Before Pasbola could finish, "Are you harping on this?" Ahmed asked.
Judge Jagdale stopped Ahmed, indicating he had crossed a line. "Be cool and calm," the judge advised in his gentel manner that hides a core of steel.
But Ahmed, who has only been staring at Pasbola in a rather Alpha male fashion, misses the cue.
"I don't recollect," he stared at Pasbola, "so I can't say."
Pasbola has found another discrepancy; in his statement to the Khar police station. Ahmed has made a statement thrice in 2015 -- to the Khar police station on August 31, 2015; to the CBI on October 7 and to the magistrate on October 30.
Ahmed's statement to the Khar police station does not mention the fact that Kajal informed him Indrani was coming to India.
"What do you have to say?" Pasbola asked.
One of Rai's multiple cell phone numbers is mentioned in Ahmed's statement to the Khar police but Ahmed denied giving it.
"Did the Khar police show mobile call records between you and Rai?"
But Rai's number may have been on his phone, Ahmed said because he had interacted with the driver "many, many times" before 2012. "He maintained our cars."
Ahmed's statement to the CBI, which was recorded in English, also mentions Rai's number.
"I don't recollect at this point. They must have had the number and written it."
And, Ahmed added, he must have not noticed the number when he was reading the statement to confirm its accuracy.
Peter and Sanjeev Khanna were both standing, listening to the statement intently; Indrani seemed disinterested.
Pasbola moved on to the statement Ahmed gave before the magistrate.
"You did not remember the registration number of the car."
"That is right."
The clock has chimed minutes past 5.30. Pasbola requested Judge Jagdale for permission to ask a few more questions but Navratri celebrations were looming, especially for the judge's clerks who wanted to go home.
Shrikant Shivade, Peter's lawyer, wanted to ask the witness a few questions.
"Let him ask him questions," Ahmed said magnanimously, a hint of smile on his face.
"No, no," says Judge Jagdale. "He will finish (indicating Pasbola) and then he (indicating Shivade) will ask."

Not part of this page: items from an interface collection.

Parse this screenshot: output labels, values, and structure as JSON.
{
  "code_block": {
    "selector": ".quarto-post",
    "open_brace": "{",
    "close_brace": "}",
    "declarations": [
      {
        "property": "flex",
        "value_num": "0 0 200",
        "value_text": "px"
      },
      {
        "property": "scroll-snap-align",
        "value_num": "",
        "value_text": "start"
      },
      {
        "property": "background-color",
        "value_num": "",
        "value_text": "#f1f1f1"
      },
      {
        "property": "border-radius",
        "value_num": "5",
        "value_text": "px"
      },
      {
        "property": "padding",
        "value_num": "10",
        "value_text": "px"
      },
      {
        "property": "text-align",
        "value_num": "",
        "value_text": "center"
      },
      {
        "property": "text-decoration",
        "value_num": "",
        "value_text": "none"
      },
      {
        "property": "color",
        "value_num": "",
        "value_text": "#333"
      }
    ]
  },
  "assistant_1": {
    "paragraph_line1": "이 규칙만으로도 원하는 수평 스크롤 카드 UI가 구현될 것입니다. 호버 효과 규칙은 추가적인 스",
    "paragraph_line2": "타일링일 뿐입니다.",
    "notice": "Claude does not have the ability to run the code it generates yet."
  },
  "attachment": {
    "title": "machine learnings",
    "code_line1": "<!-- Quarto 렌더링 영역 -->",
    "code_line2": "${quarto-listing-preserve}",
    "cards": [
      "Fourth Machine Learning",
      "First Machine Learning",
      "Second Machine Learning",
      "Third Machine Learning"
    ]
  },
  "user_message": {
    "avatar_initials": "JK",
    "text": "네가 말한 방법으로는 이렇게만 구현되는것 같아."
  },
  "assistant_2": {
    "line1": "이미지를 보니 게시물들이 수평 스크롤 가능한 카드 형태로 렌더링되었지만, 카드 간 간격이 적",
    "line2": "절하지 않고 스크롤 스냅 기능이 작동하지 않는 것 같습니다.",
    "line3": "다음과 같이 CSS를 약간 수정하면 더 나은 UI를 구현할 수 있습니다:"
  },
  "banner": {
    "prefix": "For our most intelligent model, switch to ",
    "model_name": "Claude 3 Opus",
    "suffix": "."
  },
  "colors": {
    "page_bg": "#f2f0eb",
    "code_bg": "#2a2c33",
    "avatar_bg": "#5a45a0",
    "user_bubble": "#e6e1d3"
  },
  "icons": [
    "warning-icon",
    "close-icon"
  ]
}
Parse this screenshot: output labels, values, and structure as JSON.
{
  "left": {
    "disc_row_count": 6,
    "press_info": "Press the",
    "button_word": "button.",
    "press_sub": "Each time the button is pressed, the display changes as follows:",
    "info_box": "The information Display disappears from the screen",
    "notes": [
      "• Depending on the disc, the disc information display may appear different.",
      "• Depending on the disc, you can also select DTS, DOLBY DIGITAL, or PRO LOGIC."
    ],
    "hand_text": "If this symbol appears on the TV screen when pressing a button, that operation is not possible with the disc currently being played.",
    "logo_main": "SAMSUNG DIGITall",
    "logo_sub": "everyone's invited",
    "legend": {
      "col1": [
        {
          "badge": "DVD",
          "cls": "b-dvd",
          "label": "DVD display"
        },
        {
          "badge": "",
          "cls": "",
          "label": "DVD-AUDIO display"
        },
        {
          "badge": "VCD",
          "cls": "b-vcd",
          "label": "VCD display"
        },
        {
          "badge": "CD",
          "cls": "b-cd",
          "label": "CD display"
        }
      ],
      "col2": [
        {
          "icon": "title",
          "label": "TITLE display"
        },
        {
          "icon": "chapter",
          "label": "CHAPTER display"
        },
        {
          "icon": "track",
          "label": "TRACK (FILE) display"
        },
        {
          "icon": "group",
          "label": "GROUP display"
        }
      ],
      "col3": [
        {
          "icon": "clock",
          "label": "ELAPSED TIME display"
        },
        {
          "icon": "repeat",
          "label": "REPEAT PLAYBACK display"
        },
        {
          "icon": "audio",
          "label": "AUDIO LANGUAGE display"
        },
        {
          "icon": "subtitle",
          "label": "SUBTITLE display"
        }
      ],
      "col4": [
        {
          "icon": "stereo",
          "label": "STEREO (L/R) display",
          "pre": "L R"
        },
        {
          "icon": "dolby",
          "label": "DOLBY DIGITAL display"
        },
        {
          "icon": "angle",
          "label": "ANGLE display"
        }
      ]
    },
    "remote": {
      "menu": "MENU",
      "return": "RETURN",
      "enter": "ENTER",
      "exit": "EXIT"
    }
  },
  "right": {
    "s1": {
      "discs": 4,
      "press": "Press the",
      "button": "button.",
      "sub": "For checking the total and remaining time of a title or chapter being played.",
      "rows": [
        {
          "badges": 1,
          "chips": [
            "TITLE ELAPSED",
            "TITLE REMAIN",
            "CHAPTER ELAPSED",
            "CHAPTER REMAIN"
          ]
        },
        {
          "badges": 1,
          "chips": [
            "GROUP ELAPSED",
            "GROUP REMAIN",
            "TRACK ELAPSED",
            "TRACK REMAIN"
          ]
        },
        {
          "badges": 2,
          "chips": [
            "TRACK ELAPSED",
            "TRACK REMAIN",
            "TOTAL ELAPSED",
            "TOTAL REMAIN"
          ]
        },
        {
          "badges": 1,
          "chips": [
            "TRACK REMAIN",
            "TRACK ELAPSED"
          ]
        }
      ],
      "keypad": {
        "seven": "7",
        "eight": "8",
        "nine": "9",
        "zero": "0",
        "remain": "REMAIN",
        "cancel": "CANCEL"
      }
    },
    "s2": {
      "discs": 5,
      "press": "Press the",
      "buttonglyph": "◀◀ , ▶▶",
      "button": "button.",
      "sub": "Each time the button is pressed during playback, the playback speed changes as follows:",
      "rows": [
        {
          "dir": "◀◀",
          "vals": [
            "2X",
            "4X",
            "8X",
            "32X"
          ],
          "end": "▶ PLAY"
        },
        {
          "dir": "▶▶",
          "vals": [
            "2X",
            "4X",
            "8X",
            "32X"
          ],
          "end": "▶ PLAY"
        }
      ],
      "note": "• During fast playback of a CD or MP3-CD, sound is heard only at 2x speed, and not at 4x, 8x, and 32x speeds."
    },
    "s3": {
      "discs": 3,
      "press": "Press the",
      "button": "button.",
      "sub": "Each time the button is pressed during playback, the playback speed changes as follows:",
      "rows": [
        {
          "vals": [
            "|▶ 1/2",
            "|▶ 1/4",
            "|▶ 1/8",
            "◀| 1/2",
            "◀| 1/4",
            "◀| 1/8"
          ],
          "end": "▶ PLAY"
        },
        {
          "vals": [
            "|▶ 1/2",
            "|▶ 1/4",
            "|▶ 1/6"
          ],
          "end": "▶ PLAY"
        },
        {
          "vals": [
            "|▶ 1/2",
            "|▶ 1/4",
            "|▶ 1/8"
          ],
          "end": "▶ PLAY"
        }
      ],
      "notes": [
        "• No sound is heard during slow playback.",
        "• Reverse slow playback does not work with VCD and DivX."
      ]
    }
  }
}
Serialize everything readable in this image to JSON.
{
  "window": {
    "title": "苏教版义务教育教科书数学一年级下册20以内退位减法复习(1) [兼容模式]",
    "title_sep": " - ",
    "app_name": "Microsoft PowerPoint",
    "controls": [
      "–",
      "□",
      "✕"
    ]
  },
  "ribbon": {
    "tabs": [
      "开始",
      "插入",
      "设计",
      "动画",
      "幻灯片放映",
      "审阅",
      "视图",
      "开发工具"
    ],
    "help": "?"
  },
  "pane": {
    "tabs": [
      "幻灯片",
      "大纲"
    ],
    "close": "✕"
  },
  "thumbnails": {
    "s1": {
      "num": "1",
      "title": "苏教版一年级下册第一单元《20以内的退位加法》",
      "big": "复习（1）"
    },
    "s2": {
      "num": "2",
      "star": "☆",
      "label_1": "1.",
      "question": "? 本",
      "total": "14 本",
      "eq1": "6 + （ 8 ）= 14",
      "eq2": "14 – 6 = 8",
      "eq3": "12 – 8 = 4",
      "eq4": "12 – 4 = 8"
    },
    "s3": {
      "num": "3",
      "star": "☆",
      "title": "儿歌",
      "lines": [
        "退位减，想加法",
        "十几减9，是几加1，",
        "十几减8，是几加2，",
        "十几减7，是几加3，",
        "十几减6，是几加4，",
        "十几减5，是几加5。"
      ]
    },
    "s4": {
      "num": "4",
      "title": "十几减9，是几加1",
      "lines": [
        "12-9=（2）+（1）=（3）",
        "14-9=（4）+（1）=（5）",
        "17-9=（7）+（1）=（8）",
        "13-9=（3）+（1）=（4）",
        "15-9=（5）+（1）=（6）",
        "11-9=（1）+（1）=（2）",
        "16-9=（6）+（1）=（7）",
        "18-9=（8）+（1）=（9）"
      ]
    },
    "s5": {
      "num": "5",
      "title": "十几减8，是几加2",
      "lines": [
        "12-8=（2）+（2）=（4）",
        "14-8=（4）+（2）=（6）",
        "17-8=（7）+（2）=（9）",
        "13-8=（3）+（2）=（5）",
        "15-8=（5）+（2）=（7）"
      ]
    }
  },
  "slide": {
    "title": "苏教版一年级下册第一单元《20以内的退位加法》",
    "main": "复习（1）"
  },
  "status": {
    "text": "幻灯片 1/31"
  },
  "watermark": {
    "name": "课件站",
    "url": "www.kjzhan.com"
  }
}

And all the asking will happen on October 19, after Dushhera, after Lord Ram vanquishes Raavan.
- MUST READ: The Sheena Bora Murder Trial